As long as I’m considering a bet, this may also be a good time to add some shares of Las Vegas Sands (LVS) to my existing shares that are in deep loss territory.

It’s hard to know what Las Vegas Sands really has going for it, as the story for the past few years has been entirely focused on Macau and Sheldon Adelson’s politics.

What has kept me holding shares has been the dividend and the belief that there will be either a reversal of fortune in the long term in Macau or official Chinese government economic data will give an impression of a resurging economy in the short term.

With an ex-dividend date coming up on the first day of the July 2016 monthly option cycle, my preference would be to steer clear of the long term and hope for some short term reward.

With the appearance of some base forming at its current level, I might be interested in buying shares and selling either an extended weekly call on a date after the ex-dividend date or simply going to the July 2016 monthly option contract.

In the years that I have been offering this weekly take, I’ve never included a stock position that I had absolutely no intention of buying, but this week, I do like Bank of America (BAC).

I like it for the obvious reasons.

As long as the market continues embracing the idea that an interest rate increase is a good thing, then financial sector stocks may be a reasonable place to park money.

In Bank of America’s case, it is also ex-dividend this week. However, instead of considering selling an in the money weekly option in an effort to get some of the dividend subsidized by the option buyer, I would rather try to get some stock appreciation and the dividend, in addition to the option premium.

The reason I won’t be buying shares is that I already own 3 lots and I trade with a particular set of rules. One of those rules is that I not hold more than 3 lots of any stock.

Someday I may fine tune that to give me some more flexibility, but as long as it is still a rule, I follow it and try to stay away from making decisions on the fly.

Finally, I never like Abercrombie and Fitch (ANF) as anything other than a chance to make, hopefully, a quick trade.

Often times, that’s not how it works out for me, but I insist on going back for me, over and over again.

This time, it’s hard to ignore the steep decline after earnings. That’s true, despite the fact that a steep decline after earnings shouldn’t be anything exceptional when it comes to Abercrombie and Fitch.

What attracts me to it is that it is back below the last price that I purchased shares and also happens to be ex-dividend this week.

For my temperament, that’s a good combination when faced with the “hot mess” that Abercrombie and Fitch shares have been for quite some time.

The option market clearly has low expectations for Abercrombie and Fitch this week as the in the money call premium, in what is a holiday shortened week, is really very high, particularly with the dividend factored into the equation.

Can those shares go substantially lower?

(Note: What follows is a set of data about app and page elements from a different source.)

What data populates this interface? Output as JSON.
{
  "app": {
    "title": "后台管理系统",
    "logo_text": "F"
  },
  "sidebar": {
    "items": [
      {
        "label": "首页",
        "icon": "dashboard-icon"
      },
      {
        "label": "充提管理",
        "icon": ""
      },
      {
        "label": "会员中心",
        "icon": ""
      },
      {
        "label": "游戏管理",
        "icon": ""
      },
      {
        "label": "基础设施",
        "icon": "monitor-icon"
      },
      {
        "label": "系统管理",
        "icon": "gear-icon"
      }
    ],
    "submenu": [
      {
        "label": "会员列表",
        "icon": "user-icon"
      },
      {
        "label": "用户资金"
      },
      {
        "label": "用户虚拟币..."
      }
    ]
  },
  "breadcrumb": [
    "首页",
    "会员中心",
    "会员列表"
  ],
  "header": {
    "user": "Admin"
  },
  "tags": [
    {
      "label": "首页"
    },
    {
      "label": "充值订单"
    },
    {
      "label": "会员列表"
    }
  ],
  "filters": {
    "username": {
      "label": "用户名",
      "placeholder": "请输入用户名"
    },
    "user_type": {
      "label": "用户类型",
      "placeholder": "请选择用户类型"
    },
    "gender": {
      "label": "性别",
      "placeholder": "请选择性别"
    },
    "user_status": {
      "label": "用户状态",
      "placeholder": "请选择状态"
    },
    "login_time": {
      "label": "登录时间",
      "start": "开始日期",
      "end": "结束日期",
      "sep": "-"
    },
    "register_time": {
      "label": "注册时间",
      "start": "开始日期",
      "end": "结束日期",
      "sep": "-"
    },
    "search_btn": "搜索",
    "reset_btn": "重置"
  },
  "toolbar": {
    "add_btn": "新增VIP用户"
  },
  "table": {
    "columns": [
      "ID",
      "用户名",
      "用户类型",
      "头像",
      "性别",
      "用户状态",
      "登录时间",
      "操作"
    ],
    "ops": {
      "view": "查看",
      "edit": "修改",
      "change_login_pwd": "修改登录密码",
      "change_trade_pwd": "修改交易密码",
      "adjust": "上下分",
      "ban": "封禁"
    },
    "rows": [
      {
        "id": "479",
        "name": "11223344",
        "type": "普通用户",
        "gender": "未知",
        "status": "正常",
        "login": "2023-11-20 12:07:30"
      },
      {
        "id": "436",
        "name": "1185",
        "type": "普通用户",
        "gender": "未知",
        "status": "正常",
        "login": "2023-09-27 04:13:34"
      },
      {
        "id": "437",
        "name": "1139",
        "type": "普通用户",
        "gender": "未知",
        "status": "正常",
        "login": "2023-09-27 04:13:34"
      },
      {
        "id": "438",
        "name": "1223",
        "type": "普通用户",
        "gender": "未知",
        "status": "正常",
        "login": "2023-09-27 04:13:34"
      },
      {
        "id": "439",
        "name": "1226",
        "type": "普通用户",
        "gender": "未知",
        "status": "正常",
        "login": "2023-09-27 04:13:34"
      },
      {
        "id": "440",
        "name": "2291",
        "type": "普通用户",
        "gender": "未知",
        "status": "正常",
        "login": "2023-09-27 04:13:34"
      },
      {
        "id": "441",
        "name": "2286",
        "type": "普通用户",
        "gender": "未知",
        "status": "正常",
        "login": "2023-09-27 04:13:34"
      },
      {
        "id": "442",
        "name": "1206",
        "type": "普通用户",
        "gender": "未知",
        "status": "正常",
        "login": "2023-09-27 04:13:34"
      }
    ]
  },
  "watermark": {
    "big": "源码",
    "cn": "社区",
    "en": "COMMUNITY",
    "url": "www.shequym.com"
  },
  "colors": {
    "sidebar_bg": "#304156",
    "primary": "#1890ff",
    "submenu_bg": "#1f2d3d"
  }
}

If you don’t know the very probable answer to that question, this is one stock and call sale you should avoid, just as Abercrombie and Fitch did strive to avoid a certain “uncool” demographic.

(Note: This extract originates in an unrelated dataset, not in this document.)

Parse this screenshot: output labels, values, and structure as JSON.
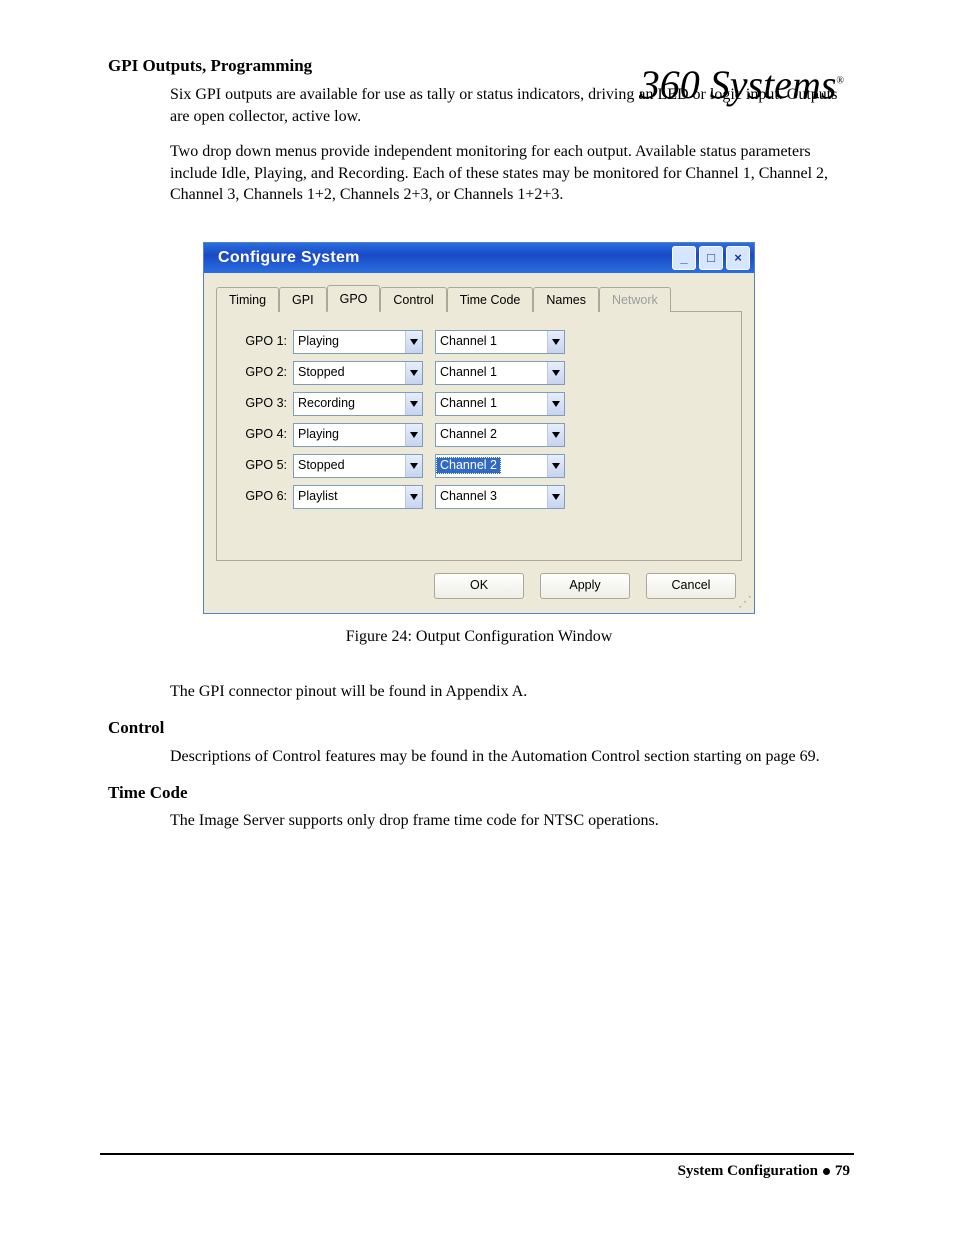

That demographic certainly included me and maybe nearly everyone i have ever known and that turned out to be a problem when your accountant doesn’t really care where the money is coming from.

But I hold no grudge as those shares, beaten down as they are, may offer a reward far in excess of the slight that Abercrombie and Fitch cast toward my people.

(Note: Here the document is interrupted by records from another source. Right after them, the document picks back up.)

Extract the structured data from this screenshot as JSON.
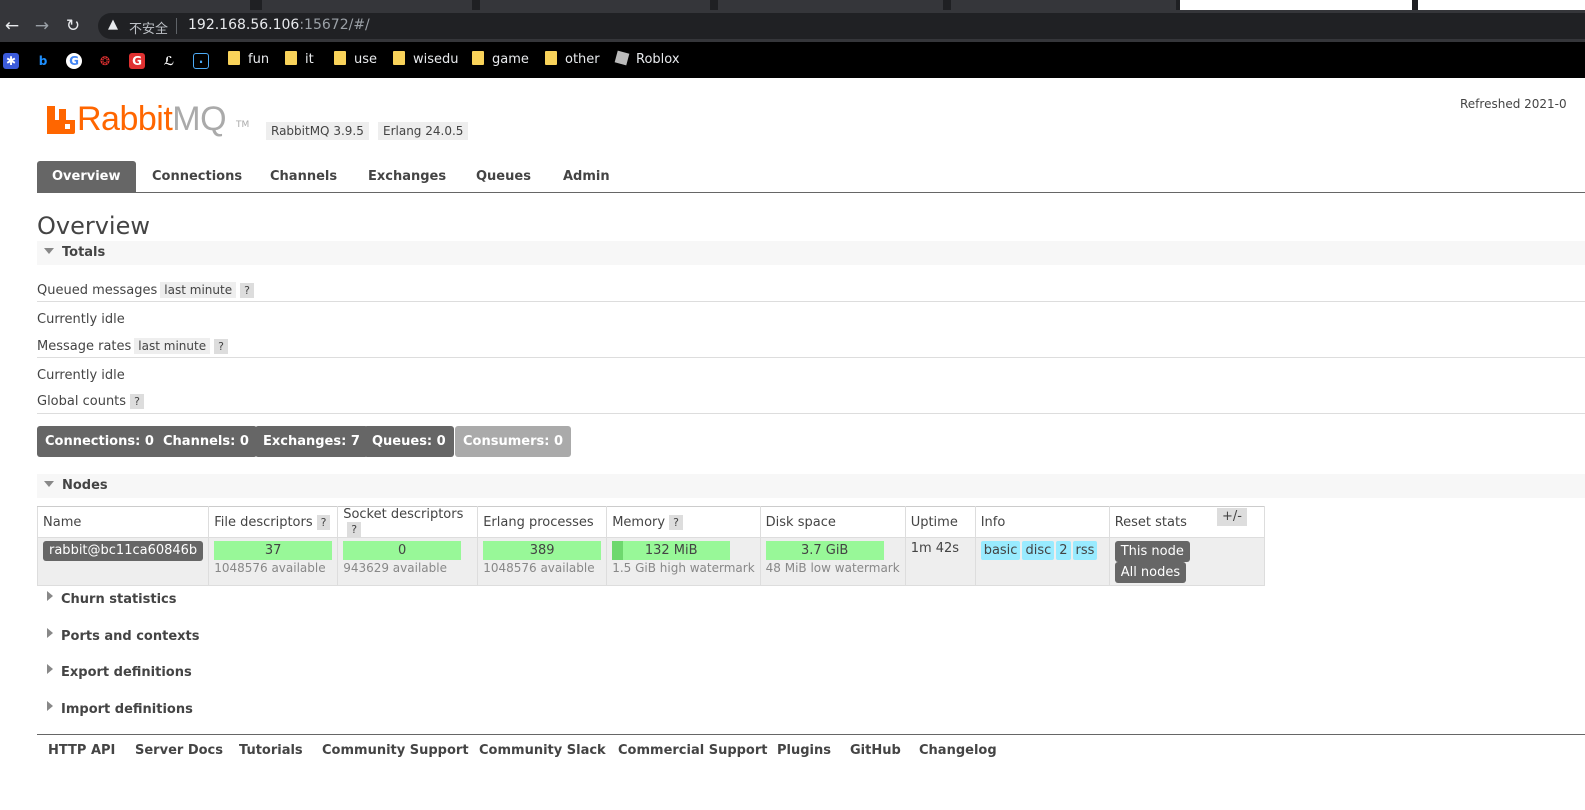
{
  "browser": {
    "url_host": "192.168.56.106",
    "url_path": ":15672/#/",
    "security_label": "不安全",
    "bookmarks": [
      "fun",
      "it",
      "use",
      "wisedu",
      "game",
      "other",
      "Roblox"
    ]
  },
  "header": {
    "brand_main": "Rabbit",
    "brand_mq": "MQ",
    "tm": "TM",
    "version": "RabbitMQ 3.9.5",
    "erlang": "Erlang 24.0.5",
    "refreshed": "Refreshed 2021-0"
  },
  "nav": {
    "tabs": [
      "Overview",
      "Connections",
      "Channels",
      "Exchanges",
      "Queues",
      "Admin"
    ],
    "selected": "Overview"
  },
  "page_title": "Overview",
  "totals": {
    "heading": "Totals",
    "queued_label": "Queued messages",
    "queued_range": "last minute",
    "help": "?",
    "queued_status": "Currently idle",
    "rates_label": "Message rates",
    "rates_range": "last minute",
    "rates_status": "Currently idle",
    "global_label": "Global counts",
    "counts": [
      {
        "label": "Connections:",
        "value": "0"
      },
      {
        "label": "Channels:",
        "value": "0"
      },
      {
        "label": "Exchanges:",
        "value": "7"
      },
      {
        "label": "Queues:",
        "value": "0"
      },
      {
        "label": "Consumers:",
        "value": "0"
      }
    ]
  },
  "nodes": {
    "heading": "Nodes",
    "columns": [
      "Name",
      "File descriptors",
      "Socket descriptors",
      "Erlang processes",
      "Memory",
      "Disk space",
      "Uptime",
      "Info",
      "Reset stats"
    ],
    "plus_minus": "+/-",
    "row": {
      "name": "rabbit@bc11ca60846b",
      "file_descriptors": "37",
      "file_descriptors_sub": "1048576 available",
      "socket_descriptors": "0",
      "socket_descriptors_sub": "943629 available",
      "erlang_processes": "389",
      "erlang_processes_sub": "1048576 available",
      "memory": "132 MiB",
      "memory_sub": "1.5 GiB high watermark",
      "memory_fraction": 0.086,
      "disk": "3.7 GiB",
      "disk_sub": "48 MiB low watermark",
      "uptime": "1m 42s",
      "info_tags": [
        "basic",
        "disc",
        "2",
        "rss"
      ],
      "reset_buttons": [
        "This node",
        "All nodes"
      ]
    }
  },
  "collapsed_sections": [
    "Churn statistics",
    "Ports and contexts",
    "Export definitions",
    "Import definitions"
  ],
  "footer_links": [
    "HTTP API",
    "Server Docs",
    "Tutorials",
    "Community Support",
    "Community Slack",
    "Commercial Support",
    "Plugins",
    "GitHub",
    "Changelog"
  ],
  "colors": {
    "brand_orange": "#ff6600",
    "bar_green": "#98f898",
    "tag_blue": "#99ebff",
    "dark_gray": "#666666"
  }
}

Maybe it’s time for that mutually rewarding embrace.


Traditional Stocks: none

Momentum Stocks: iPath S&P 500 VIX Short Term Futures ETN, Las Vegas Sands

Double-Dip Dividend: Abercrombie and Fitch (6/1 $0.20), Bank of America (6/1 $0.05)

Premiums Enhanced by Earnings: none

Remember, these are just guidelines for the coming week. The above selections may become actionable – most often coupling a share purchase with call option sales or the sale of covered put contracts – in adjustment to and consideration of market movements. The overriding objective is to create a healthy income stream for the week, with reduction of trading risk.